Relationships Between Physical and Non-Physical Forms of Intimate Partner Violence and Depression among Urban Minority Adolescent Females.

Authors
  • Teitelman, Anne1
  • Ratcliffe, Sarah J
  • McDonald, Catherine C
  • Brawner, Bridgette M
  • Sullivan, Cris M
  • 1 Center for Health Equity Research, School of Nursing, University of Pennsylvania, Fagin Hall, 2L (rm.244), 418 Curie Blvd., Philadelphia, PA 19104-4217, USA., [email protected]
Type
Published Article
Journal
Child and adolescent mental health
Publication Date
May 01, 2011
Volume
16
Issue
2
Pages
92–100
Identifiers
PMID: 21617762
Source
Medline
Language
English
License
Unknown

Abstract

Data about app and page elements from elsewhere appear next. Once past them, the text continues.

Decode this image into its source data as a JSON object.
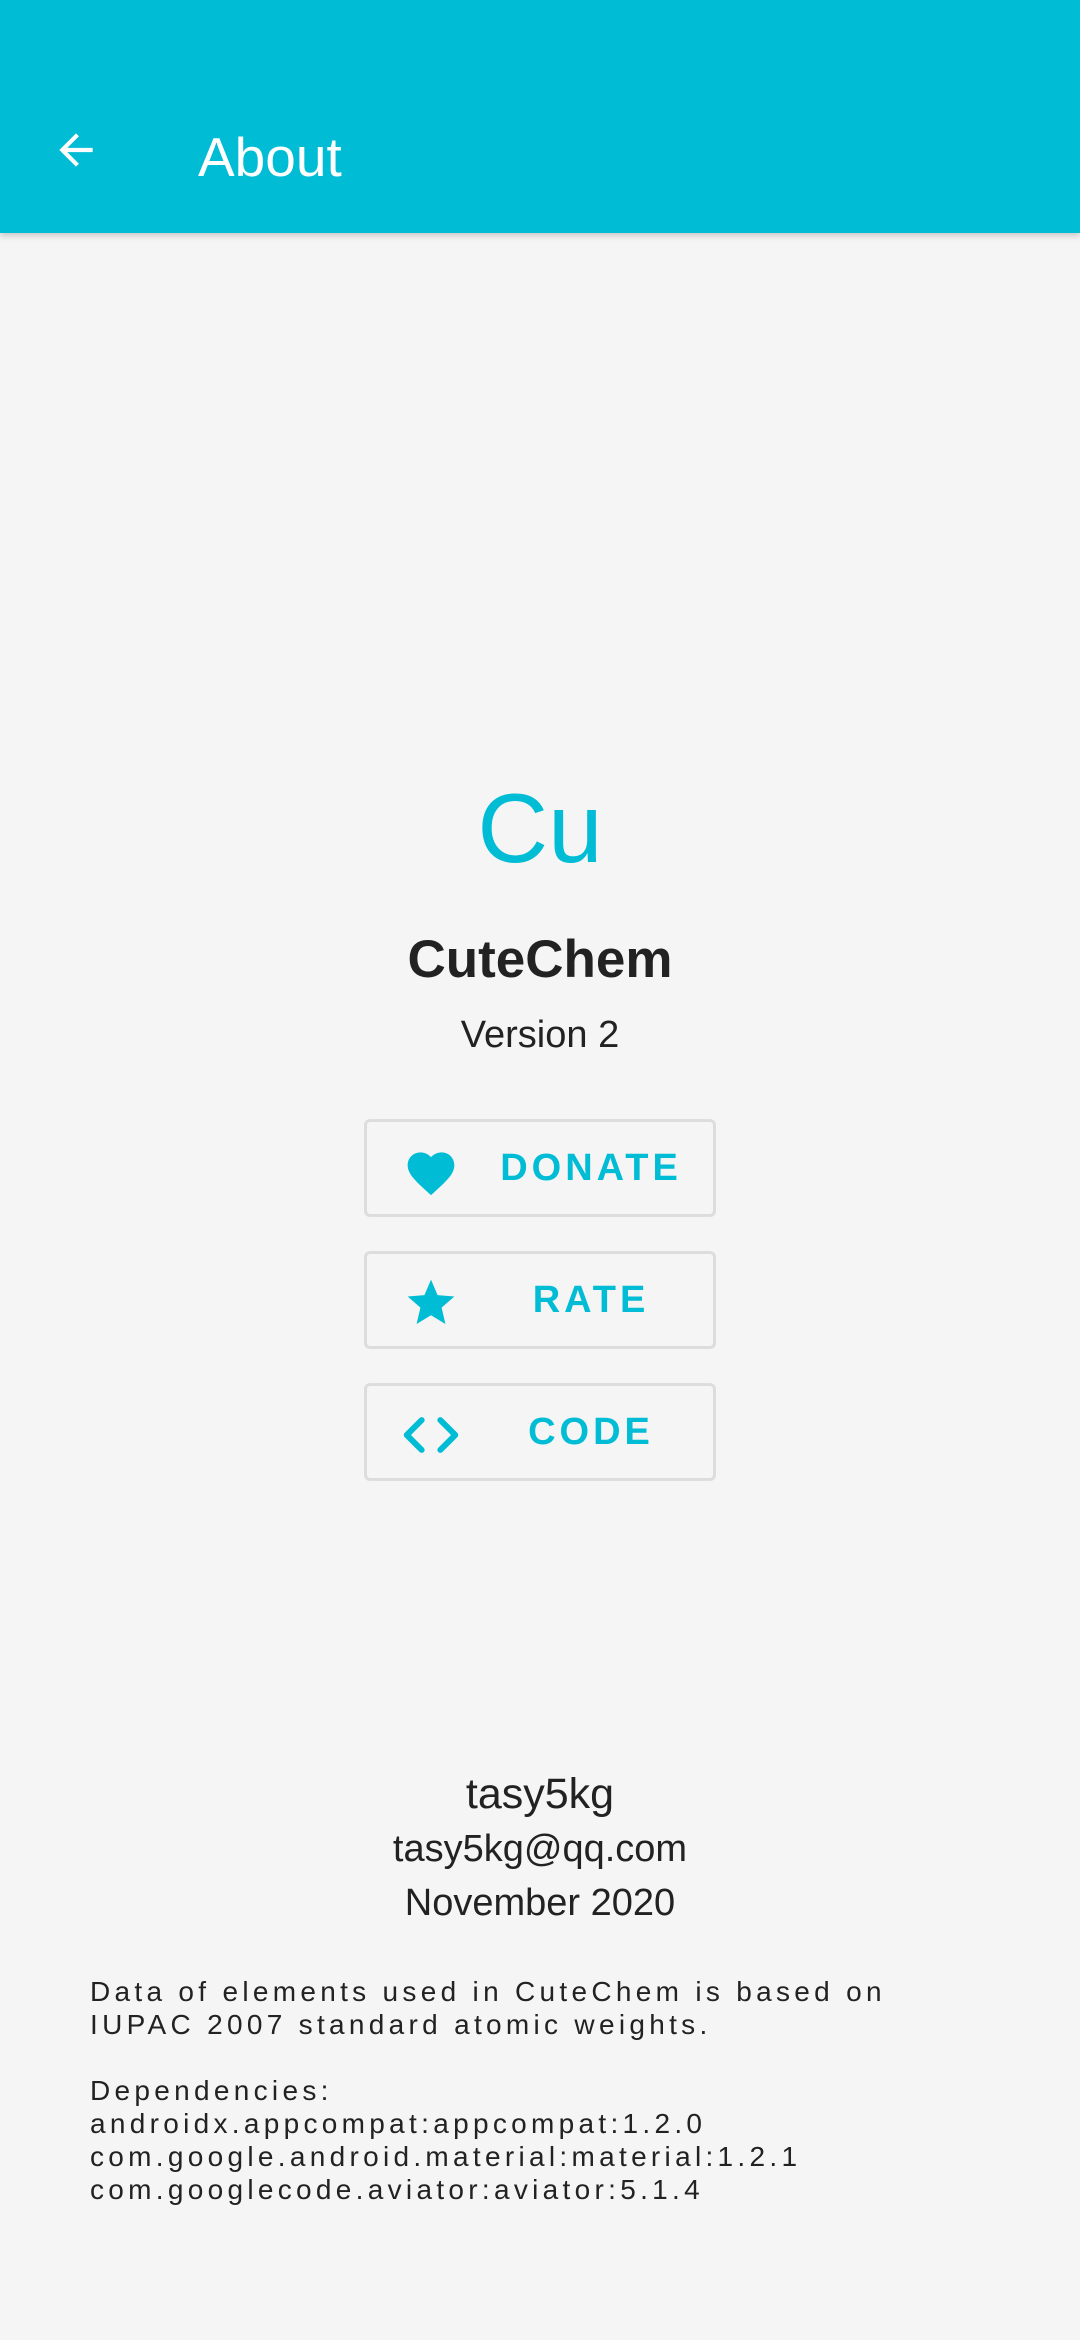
{
  "header": {
    "back_icon": "arrow-left-icon",
    "title": "About",
    "background_color": "#00bcd4"
  },
  "app": {
    "symbol": "Cu",
    "name": "CuteChem",
    "version": "Version 2",
    "accent_color": "#00bcd4"
  },
  "actions": [
    {
      "label": "DONATE",
      "icon": "heart-icon"
    },
    {
      "label": "RATE",
      "icon": "star-icon"
    },
    {
      "label": "CODE",
      "icon": "code-icon"
    }
  ],
  "author": {
    "name": "tasy5kg",
    "email": "tasy5kg@qq.com",
    "date": "November 2020"
  },
  "info": {
    "data_note_line1": "Data of elements used in CuteChem is based on",
    "data_note_line2": "IUPAC 2007 standard atomic weights.",
    "dependencies_label": "Dependencies:",
    "dependencies": [
      "androidx.appcompat:appcompat:1.2.0",
      "com.google.android.material:material:1.2.1",
      "com.googlecode.aviator:aviator:5.1.4"
    ]
  }
}
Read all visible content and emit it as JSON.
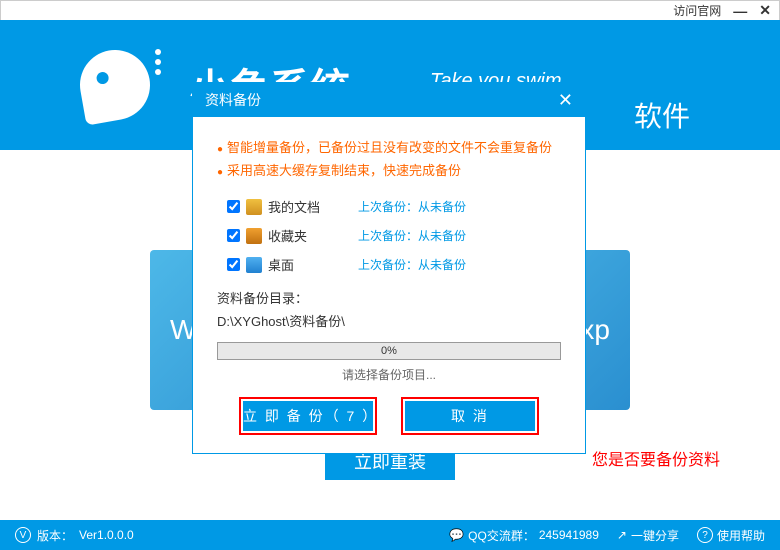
{
  "titlebar": {
    "official": "访问官网",
    "min": "—",
    "close": "✕"
  },
  "header": {
    "brand": "小鱼系统",
    "tagline": "Take you swim",
    "subbrand": "软件"
  },
  "tiles": {
    "left": "Win",
    "right": "ws xp"
  },
  "mainbtn": "立即重装",
  "footer": {
    "version_label": "版本：",
    "version": "Ver1.0.0.0",
    "qq_label": "QQ交流群：",
    "qq": "245941989",
    "share": "一键分享",
    "help": "使用帮助"
  },
  "modal": {
    "title": "资料备份",
    "info1": "智能增量备份，已备份过且没有改变的文件不会重复备份",
    "info2": "采用高速大缓存复制结束，快速完成备份",
    "items": [
      {
        "label": "我的文档",
        "last": "上次备份：从未备份"
      },
      {
        "label": "收藏夹",
        "last": "上次备份：从未备份"
      },
      {
        "label": "桌面",
        "last": "上次备份：从未备份"
      }
    ],
    "path_label": "资料备份目录：",
    "path": "D:\\XYGhost\\资料备份\\",
    "progress": "0%",
    "status": "请选择备份项目...",
    "btn_backup": "立 即 备 份（ 7 ）",
    "btn_cancel": "取  消"
  },
  "annotation": "您是否要备份资料"
}
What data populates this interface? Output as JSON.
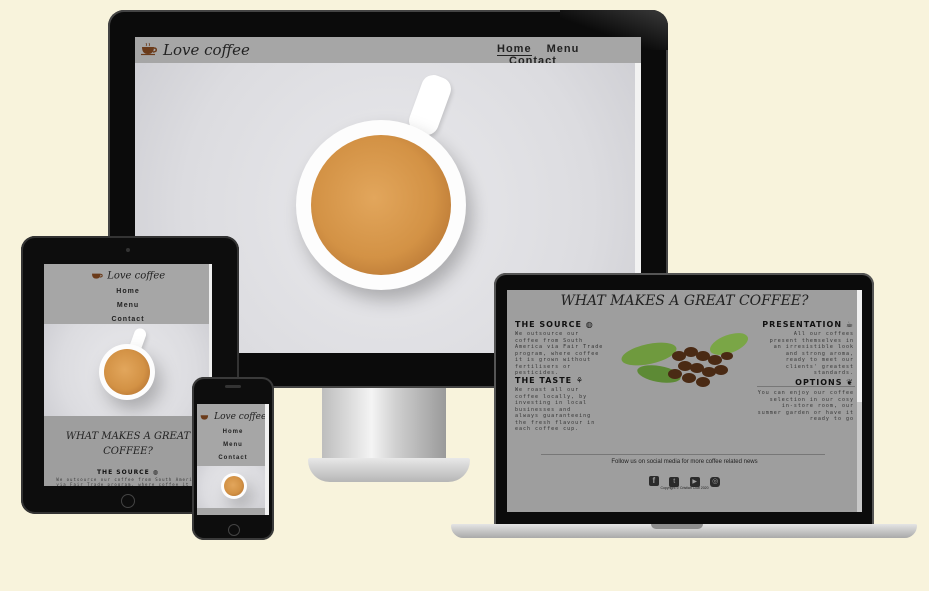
{
  "site": {
    "brand": "Love coffee"
  },
  "nav": {
    "home": "Home",
    "menu": "Menu",
    "contact": "Contact"
  },
  "section": {
    "heading": "WHAT MAKES A GREAT COFFEE?",
    "source_title": "THE SOURCE",
    "source_text": "We outsource our coffee from South America via Fair Trade program, where coffee it is grown without fertilisers or pesticides.",
    "taste_title": "THE TASTE",
    "taste_text": "We roast all our coffee locally, by investing in local businesses and always guaranteeing the fresh flavour in each coffee cup.",
    "presentation_title": "PRESENTATION",
    "presentation_text": "All our coffees present themselves in an irresistible look and strong aroma, ready to meet our clients' greatest standards.",
    "options_title": "OPTIONS",
    "options_text": "You can enjoy our coffee selection in our cosy in-store room, our summer garden or have it ready to go"
  },
  "footer": {
    "follow": "Follow us on social media for more coffee related news",
    "copyright": "Copyright © Cristian Ciuti 2020"
  },
  "tablet": {
    "source_text": "We outsource our coffee from South America via Fair Trade program, where coffee it is grown"
  },
  "colors": {
    "background": "#f8f3dc",
    "nav_bg": "#a6a6a6",
    "page_bg": "#9e9e9e",
    "crema": "#d39245"
  },
  "icons": [
    "coffee-cup-logo-icon",
    "globe-icon",
    "coffee-mug-icon",
    "seedling-icon",
    "leaf-icon",
    "facebook-icon",
    "twitter-icon",
    "youtube-icon",
    "instagram-icon"
  ]
}
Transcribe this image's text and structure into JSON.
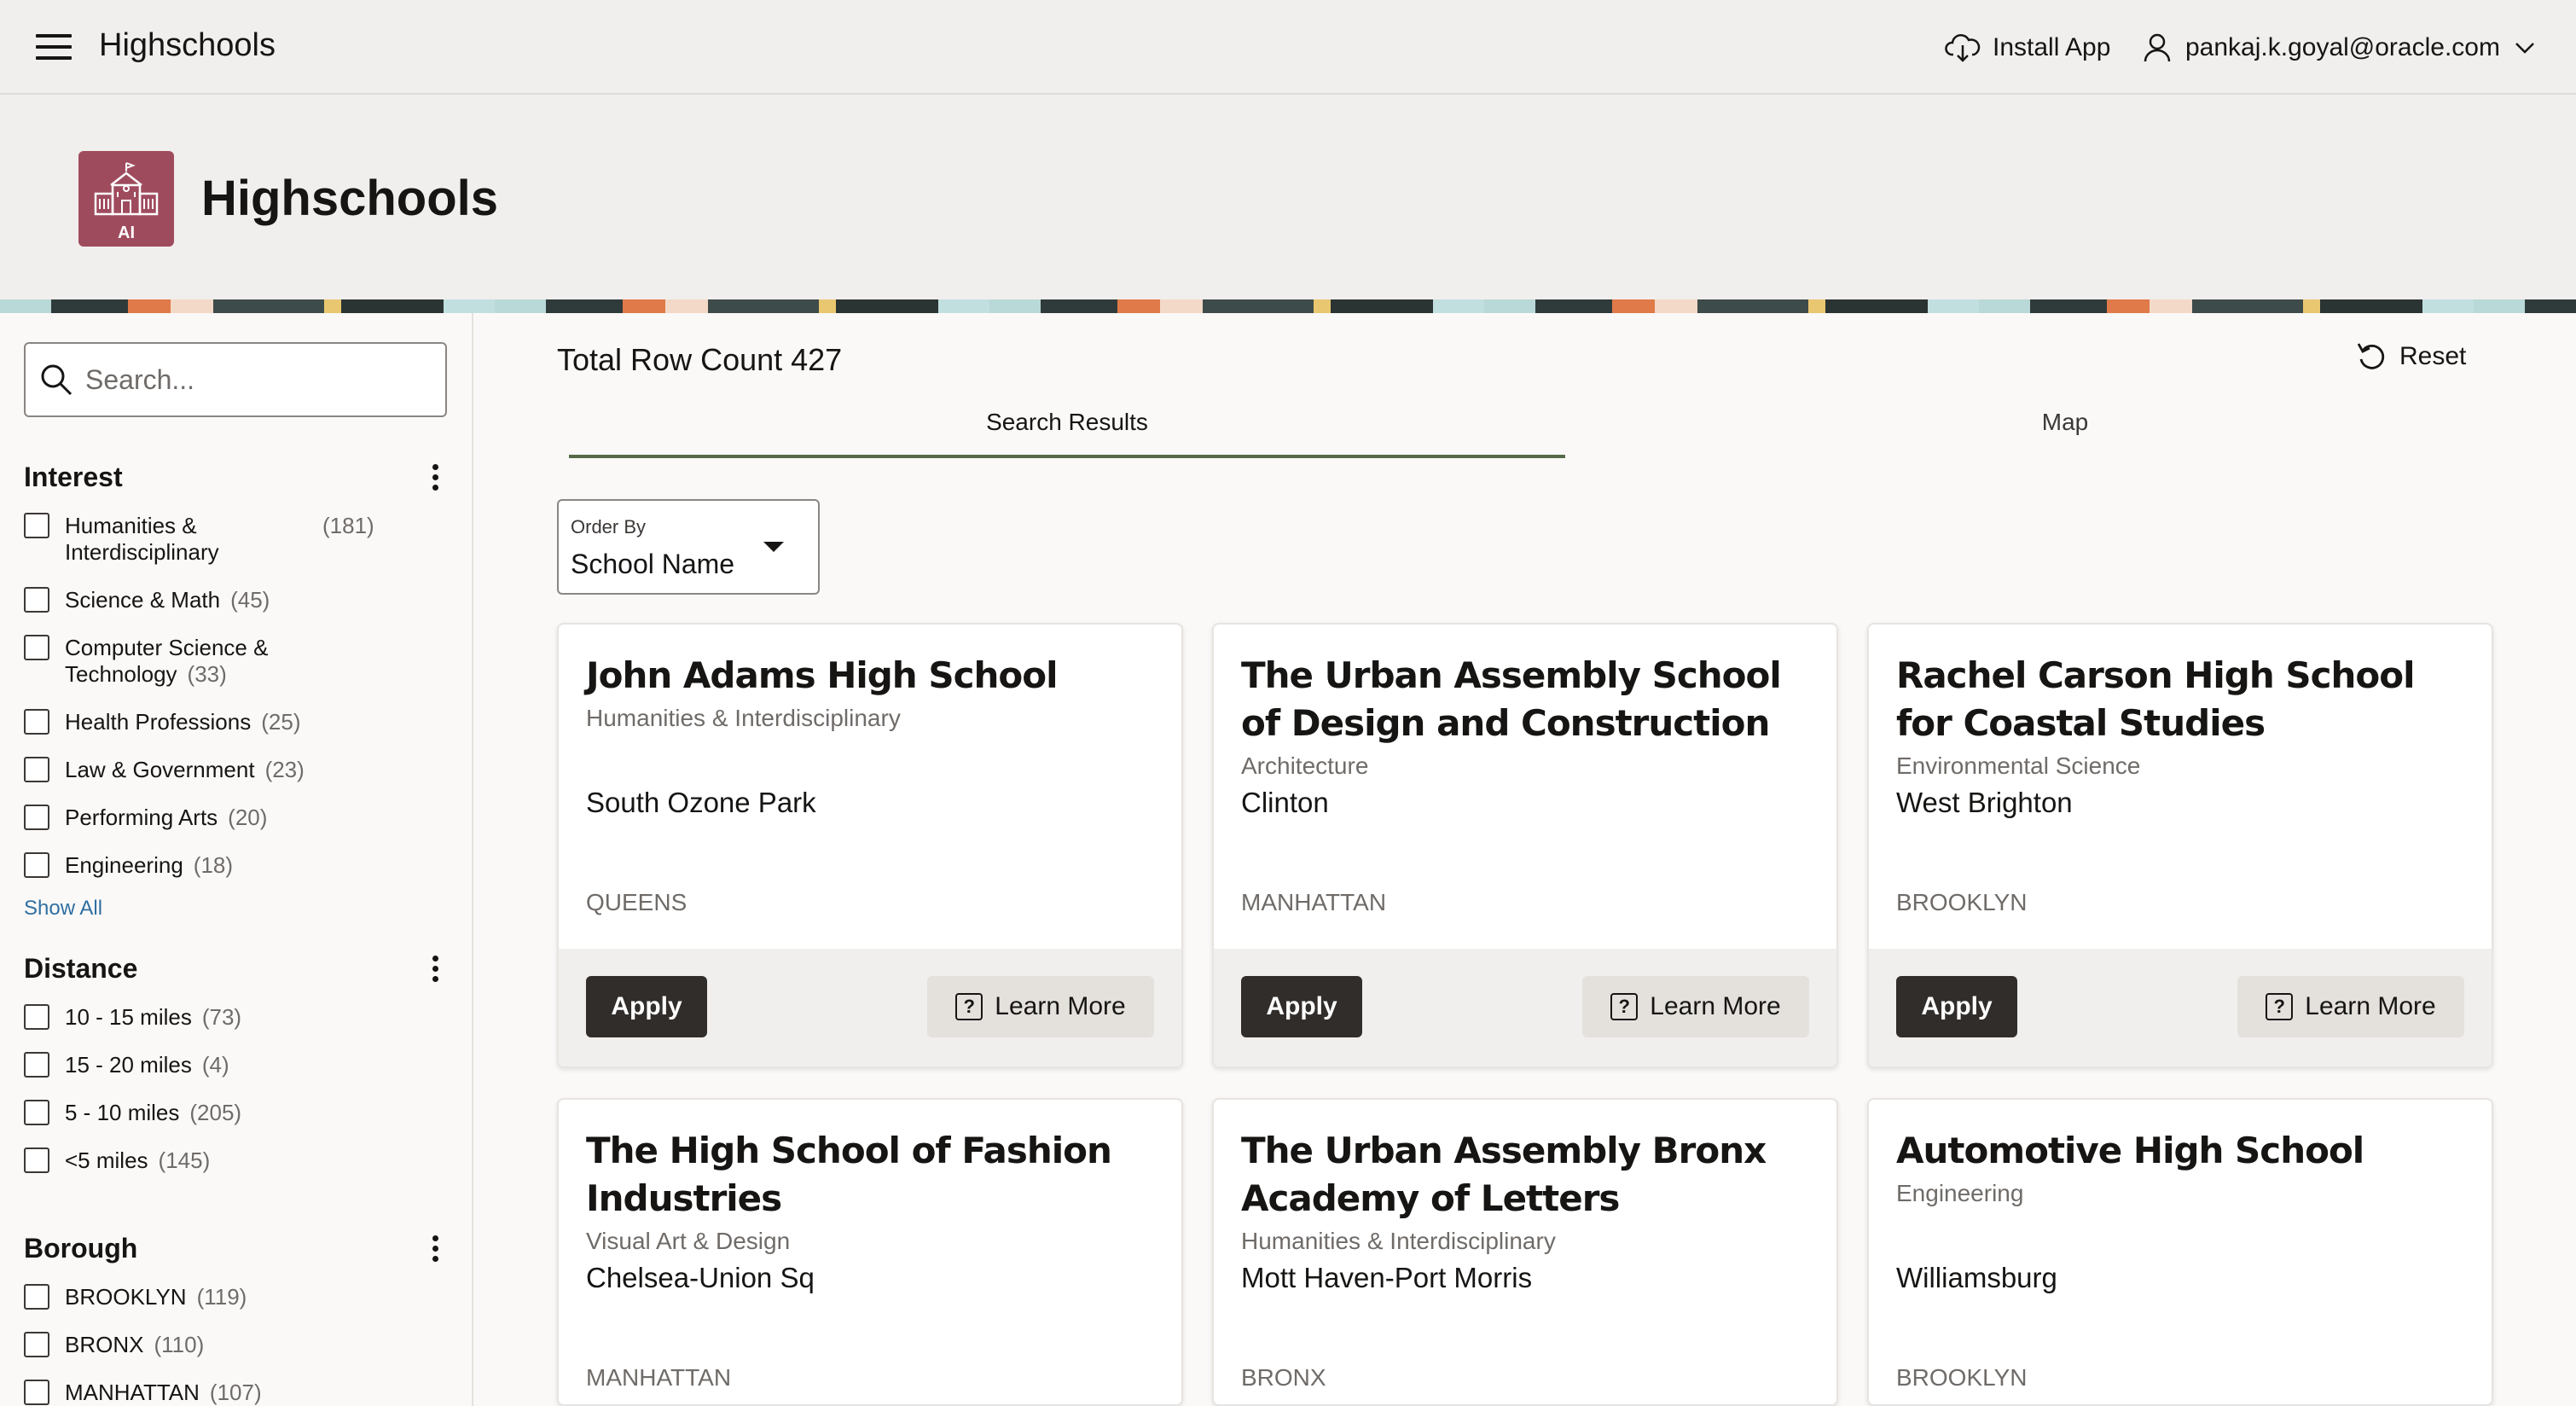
{
  "topbar": {
    "app_name": "Highschools",
    "install_label": "Install App",
    "user_email": "pankaj.k.goyal@oracle.com",
    "icons": [
      "menu-icon",
      "cloud-download-icon",
      "user-icon",
      "chevron-down-icon"
    ]
  },
  "hero": {
    "title": "Highschools",
    "icon_badge": "AI",
    "icon_color": "#9f4b5e"
  },
  "search": {
    "placeholder": "Search..."
  },
  "facets": {
    "interest": {
      "title": "Interest",
      "items": [
        {
          "label": "Humanities & Interdisciplinary",
          "count": "(181)"
        },
        {
          "label": "Science & Math",
          "count": "(45)"
        },
        {
          "label": "Computer Science & Technology",
          "count": "(33)"
        },
        {
          "label": "Health Professions",
          "count": "(25)"
        },
        {
          "label": "Law & Government",
          "count": "(23)"
        },
        {
          "label": "Performing Arts",
          "count": "(20)"
        },
        {
          "label": "Engineering",
          "count": "(18)"
        }
      ],
      "show_all": "Show All"
    },
    "distance": {
      "title": "Distance",
      "items": [
        {
          "label": "10 - 15 miles",
          "count": "(73)"
        },
        {
          "label": "15 - 20 miles",
          "count": "(4)"
        },
        {
          "label": "5 - 10 miles",
          "count": "(205)"
        },
        {
          "label": "<5 miles",
          "count": "(145)"
        }
      ]
    },
    "borough": {
      "title": "Borough",
      "items": [
        {
          "label": "BROOKLYN",
          "count": "(119)"
        },
        {
          "label": "BRONX",
          "count": "(110)"
        },
        {
          "label": "MANHATTAN",
          "count": "(107)"
        }
      ]
    }
  },
  "main": {
    "row_count": "Total Row Count 427",
    "reset_label": "Reset",
    "tabs": [
      {
        "label": "Search Results",
        "active": true
      },
      {
        "label": "Map",
        "active": false
      }
    ],
    "order_by": {
      "label": "Order By",
      "value": "School Name"
    },
    "apply_label": "Apply",
    "learn_more_label": "Learn More",
    "help_glyph": "?"
  },
  "cards": [
    {
      "name": "John Adams High School",
      "interest": "Humanities & Interdisciplinary",
      "neighborhood": "South Ozone Park",
      "borough": "QUEENS"
    },
    {
      "name": "The Urban Assembly School of Design and Construction",
      "interest": "Architecture",
      "neighborhood": "Clinton",
      "borough": "MANHATTAN"
    },
    {
      "name": "Rachel Carson High School for Coastal Studies",
      "interest": "Environmental Science",
      "neighborhood": "West Brighton",
      "borough": "BROOKLYN"
    },
    {
      "name": "The High School of Fashion Industries",
      "interest": "Visual Art & Design",
      "neighborhood": "Chelsea-Union Sq",
      "borough": "MANHATTAN"
    },
    {
      "name": "The Urban Assembly Bronx Academy of Letters",
      "interest": "Humanities & Interdisciplinary",
      "neighborhood": "Mott Haven-Port Morris",
      "borough": "BRONX"
    },
    {
      "name": "Automotive High School",
      "interest": "Engineering",
      "neighborhood": "Williamsburg",
      "borough": "BROOKLYN"
    }
  ],
  "colors": {
    "primary_button": "#312d2a",
    "secondary_button": "#e4e1dd",
    "active_tab": "#556b47",
    "link": "#2f6fa1"
  }
}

BACKGROUND: Little is known about intimate partner violence (IPV) and depression among low income, urban African American and Hispanic adolescent females. METHOD: Interviews with 102 urban African American and Hispanic adolescent females examined physical abuse, emotional/verbal abuse, and threats, and their unique and combined associations with depression. RESULTS: One-quarter of the sample experienced all three types of abuse. Non-physical forms of IPV were significantly associated with depression. CONCLUSIONS: Some urban adolescent females from lower income households experience high rates of IPV. Physical and non-physical forms of IPV are important in understanding and responding to depression in this population.

Report this publication

Statistics

Seen <100 times